Fantasy Trade Spin: Cliff Lee gets life, liberty, and the pursuit of a championship

Scott Pianowski

You have to give it up for the Phillies, who veered off Halladay Road (J.P. Ricciardi isn't the easiest man to rationally negotiate with) and quickly assembled a Cliff Lee deal with Cleveland Wednesday afternoon. Ben Francisco(notes) also heads to Philly, while the Indians get four respected prospects: pitchers Jason Knapp and Carlos Carrasco, catcher Lou Marson and shortstop Jason Donald.

While the Phillies looked like the runaway NL East winner even before this trade (Baseball Prospectus offers the simulation here), they needed a major move to get situated for the playoffs.

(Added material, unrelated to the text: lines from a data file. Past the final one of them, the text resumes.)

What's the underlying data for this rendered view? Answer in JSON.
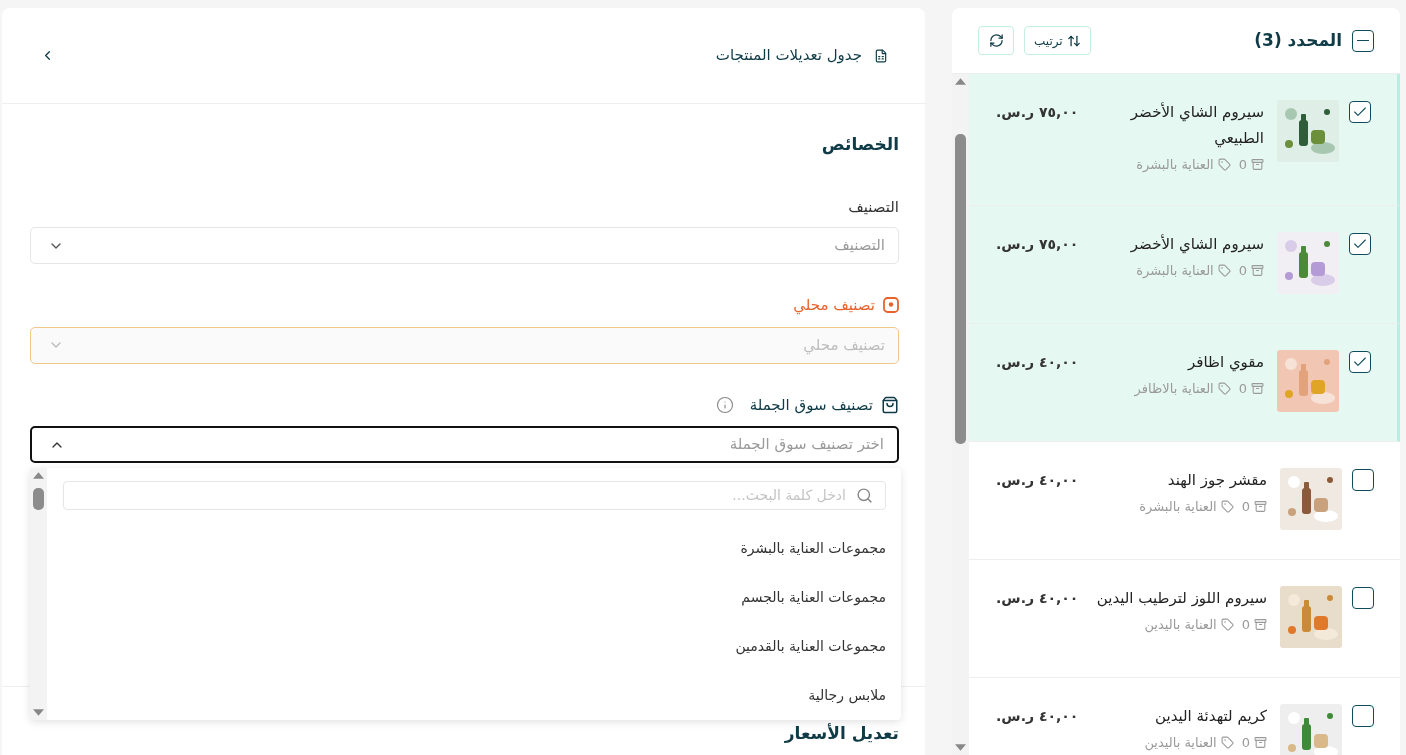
{
  "editor": {
    "title": "جدول تعديلات المنتجات",
    "section_title": "الخصائص",
    "category": {
      "label": "التصنيف",
      "placeholder": "التصنيف"
    },
    "local_category": {
      "label": "تصنيف محلي",
      "placeholder": "تصنيف محلي",
      "disabled": true
    },
    "wholesale_category": {
      "label": "تصنيف سوق الجملة",
      "placeholder": "اختر تصنيف سوق الجملة",
      "expanded": true,
      "search_placeholder": "ادخل كلمة البحث...",
      "options": [
        {
          "label": "مجموعات العناية بالبشرة",
          "selected": false
        },
        {
          "label": "مجموعات العناية بالجسم",
          "selected": false
        },
        {
          "label": "مجموعات العناية بالقدمين",
          "selected": false
        },
        {
          "label": "ملابس رجالية",
          "selected": false
        }
      ]
    },
    "next_section_title": "تعديل الأسعار"
  },
  "selection": {
    "title": "المحدد (3)",
    "indeterminate": true,
    "sort_label": "ترتيب",
    "products": [
      {
        "name": "سيروم الشاي الأخضر الطبيعي",
        "count": "0",
        "category": "العناية بالبشرة",
        "price": "٧٥,٠٠ ر.س.",
        "checked": true
      },
      {
        "name": "سيروم الشاي الأخضر",
        "count": "0",
        "category": "العناية بالبشرة",
        "price": "٧٥,٠٠ ر.س.",
        "checked": true
      },
      {
        "name": "مقوي اظافر",
        "count": "0",
        "category": "العناية بالاظافر",
        "price": "٤٠,٠٠ ر.س.",
        "checked": true
      },
      {
        "name": "مقشر جوز الهند",
        "count": "0",
        "category": "العناية بالبشرة",
        "price": "٤٠,٠٠ ر.س.",
        "checked": false
      },
      {
        "name": "سيروم اللوز لترطيب اليدين",
        "count": "0",
        "category": "العناية باليدين",
        "price": "٤٠,٠٠ ر.س.",
        "checked": false
      },
      {
        "name": "كريم لتهدئة اليدين",
        "count": "0",
        "category": "العناية باليدين",
        "price": "٤٠,٠٠ ر.س.",
        "checked": false
      }
    ]
  }
}
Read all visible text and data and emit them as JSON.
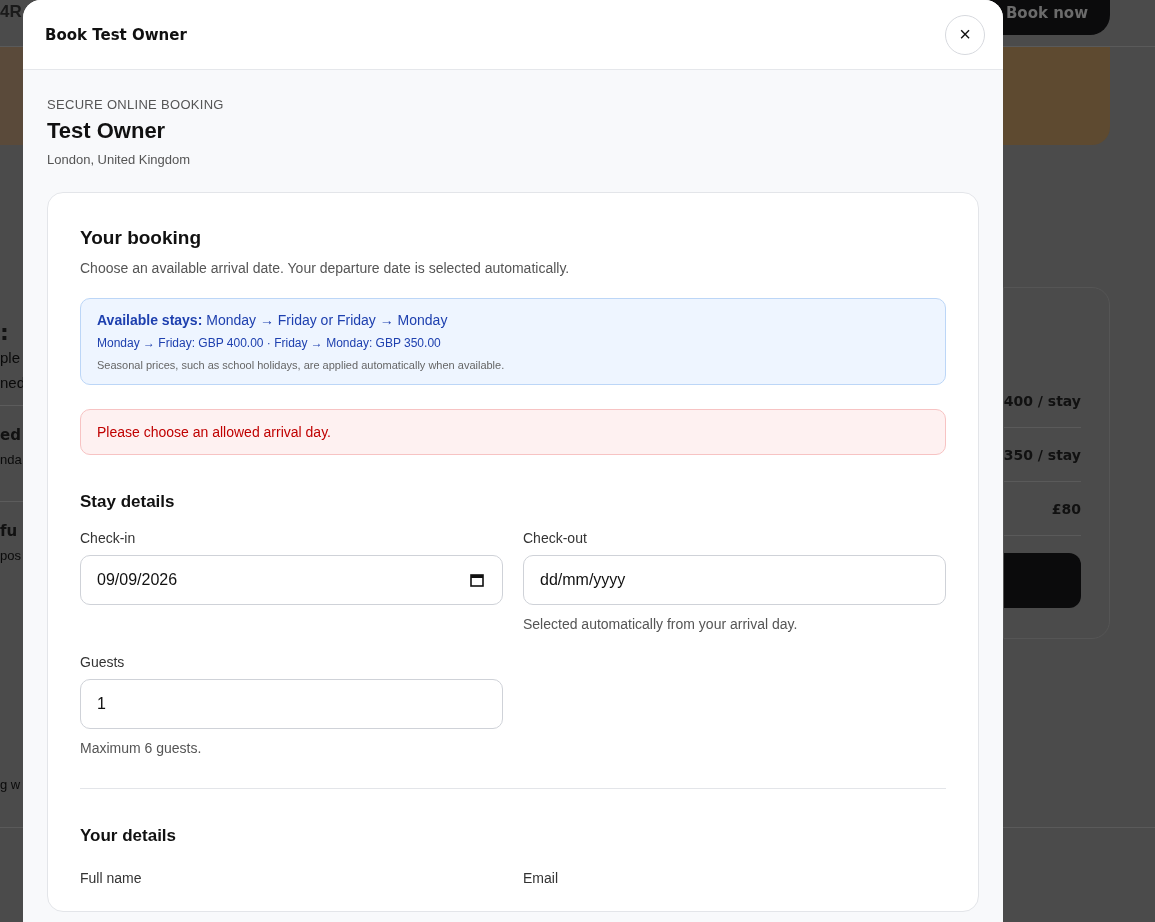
{
  "background_page": {
    "brand": "4R",
    "book_button": "Book now",
    "left_heading": ":",
    "left_lines": [
      "ple",
      "ned"
    ],
    "left_sections": [
      {
        "title": "ed",
        "text": "nda"
      },
      {
        "title": "fu",
        "text": "pos"
      }
    ],
    "left_footer": "g w",
    "price_rows": [
      "400 / stay",
      "350 / stay",
      "£80"
    ]
  },
  "modal": {
    "title": "Book Test Owner",
    "close": "×",
    "eyebrow": "SECURE ONLINE BOOKING",
    "owner_name": "Test Owner",
    "location": "London, United Kingdom",
    "booking": {
      "title": "Your booking",
      "description": "Choose an available arrival date. Your departure date is selected automatically.",
      "info": {
        "lead": "**Available stays:** Monday → Friday or Friday → Monday",
        "prices": "Monday → Friday: GBP 400.00 · Friday → Monday: GBP 350.00",
        "note": "Seasonal prices, such as school holidays, are applied automatically when available."
      },
      "error": "Please choose an allowed arrival day."
    },
    "stay_details": {
      "title": "Stay details",
      "fields": [
        {
          "kind": "date",
          "label": "Check-in",
          "value": "09/09/2026"
        },
        {
          "kind": "text",
          "label": "Check-out",
          "placeholder": "dd/mm/yyyy",
          "help": "Selected automatically from your arrival day."
        },
        {
          "kind": "text",
          "label": "Guests",
          "value": "1",
          "help": "Maximum 6 guests."
        }
      ]
    },
    "your_details": {
      "title": "Your details",
      "fields": [
        {
          "label": "Full name"
        },
        {
          "label": "Email"
        }
      ]
    }
  }
}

Winning in October is generally about top-shelf starting pitching and a deep bullpen; the Phillies had that going last year, but this season it's been more about plastering on the runs and hoping the pitching is good enough to hold on. Lee's a Top 3 starter in any rotation, and his addition gives the Phils a much better shot at repeating come fall. It's notable that general manager Ruben Amaro Jr. was able to pull this deal off without trading prized pitching prospect Kyle Drabek.

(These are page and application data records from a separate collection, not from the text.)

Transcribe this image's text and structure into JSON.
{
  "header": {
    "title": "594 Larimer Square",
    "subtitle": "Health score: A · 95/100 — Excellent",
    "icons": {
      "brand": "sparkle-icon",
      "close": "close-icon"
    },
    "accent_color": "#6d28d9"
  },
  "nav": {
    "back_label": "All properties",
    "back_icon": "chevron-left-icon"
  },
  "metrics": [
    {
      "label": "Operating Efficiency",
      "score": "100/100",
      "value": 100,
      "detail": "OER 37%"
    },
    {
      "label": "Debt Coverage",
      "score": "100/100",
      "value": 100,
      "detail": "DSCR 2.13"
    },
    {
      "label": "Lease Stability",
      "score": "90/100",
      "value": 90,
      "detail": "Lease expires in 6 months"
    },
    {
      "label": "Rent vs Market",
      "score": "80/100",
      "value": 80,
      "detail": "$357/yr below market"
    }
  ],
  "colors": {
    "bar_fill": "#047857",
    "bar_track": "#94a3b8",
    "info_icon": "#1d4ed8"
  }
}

If you want to continue with the real-life analysis, feel free to jump over to the Gordon Edes breakdown and Kevin Kaduk's take. For those ready for Fantasy Spinage, we've got you covered. Let's get to it.

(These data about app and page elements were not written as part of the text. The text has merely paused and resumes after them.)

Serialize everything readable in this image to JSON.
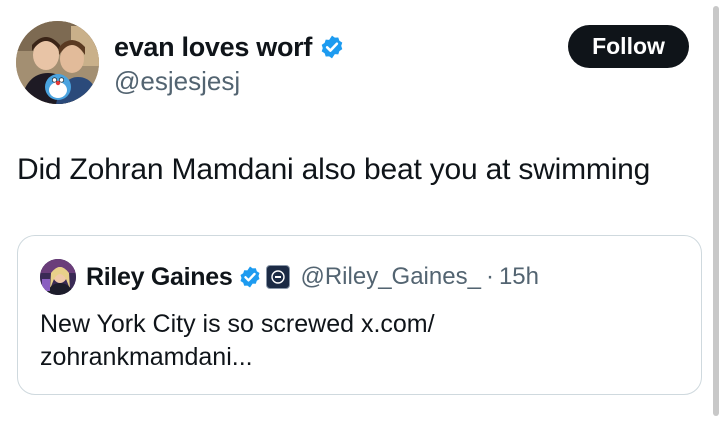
{
  "tweet": {
    "author": {
      "display_name": "evan loves worf",
      "handle": "@esjesjesj",
      "verified": true,
      "avatar_icon": "avatar-photo-icon"
    },
    "follow_label": "Follow",
    "text": "Did Zohran Mamdani also beat you at swimming",
    "colors": {
      "verified_blue": "#1d9bf0",
      "text_primary": "#0f1419",
      "text_secondary": "#536471",
      "border": "#cfd9de"
    }
  },
  "quote": {
    "author": {
      "display_name": "Riley Gaines",
      "handle": "@Riley_Gaines_",
      "verified": true,
      "affiliate_badge_icon": "affiliate-badge-icon"
    },
    "separator": "·",
    "time": "15h",
    "text_line1": "New York City is so screwed x.com/",
    "text_line2": "zohrankmamdani..."
  }
}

It's not a monstrous step forward for Lee, but it's a fantasy gain. The Cleveland offense has been MIA for most of his starts this year (oddly, they score plenty for their other starters) but runs shouldn't be a problem in his new city – the Phillies have the best lineup, by far, in the NL. Lee has to deal with a smaller park, sure, but the NL environment is far less threatening as a whole, and he'll have a solid defense behind him (especially up the middle with Utley, Rollins and Victorino). When the next starting pitcher price guide comes out later this week, look for Lee to be in the $22-23 range.

Francisco's the biggest fantasy loser in this swap – the Indians used him as a regular but he's got no chance of breaking through the Ibanez-Victorino-Werth outfield. He'll be a solid reserve outfielder for the Phillies and NL-only players have to consider a small bid here, but mixed leaguers can scratch Francisco for the rest of the year, he simply won't play enough. (I don't want to get anyone's hopes up with Matt LaPorta(notes), but with Francisco leaving he does have one less player blocking his path to the bigs. It's your move, Mark Shapiro.)

The Indians have to feel great about how they've stocked their farm system with this move, but that doesn't mean any of these kids will have an immediate impact in our make-believe fantasy world. Carrasco has a strikeout per inning at Triple-A this year but he's also toting a 5.18 ERA and 1.360 WHIP – those aren't savior numbers. Knapp has an exciting upside (he's considered the jewel of this four-man group) and 111 whiffs in 85.1 innings at Single-A, but he's just 18 and three levels away from Cleveland.

Marson gets high marks for his eye at the plate and batting stroke (not to mention his makeup defensive skills) but he's got just one homer at Triple-A this year and isn't headed for a Wieters Buzz Scholarship. His presence in Cleveland (along with blue-chipper Carlos Santana) fuels speculation that Victor Martinez(notes) could be headed out of town before Friday's deadline. Donald has struggled in his move to Triple-A this year (.236/.297/.332, one homer) and he's headed to a team that already has a logjam in the infield, so it probably doesn't make sense for the Indians to immediately promote him. He's also been dealing with a knee problem this season.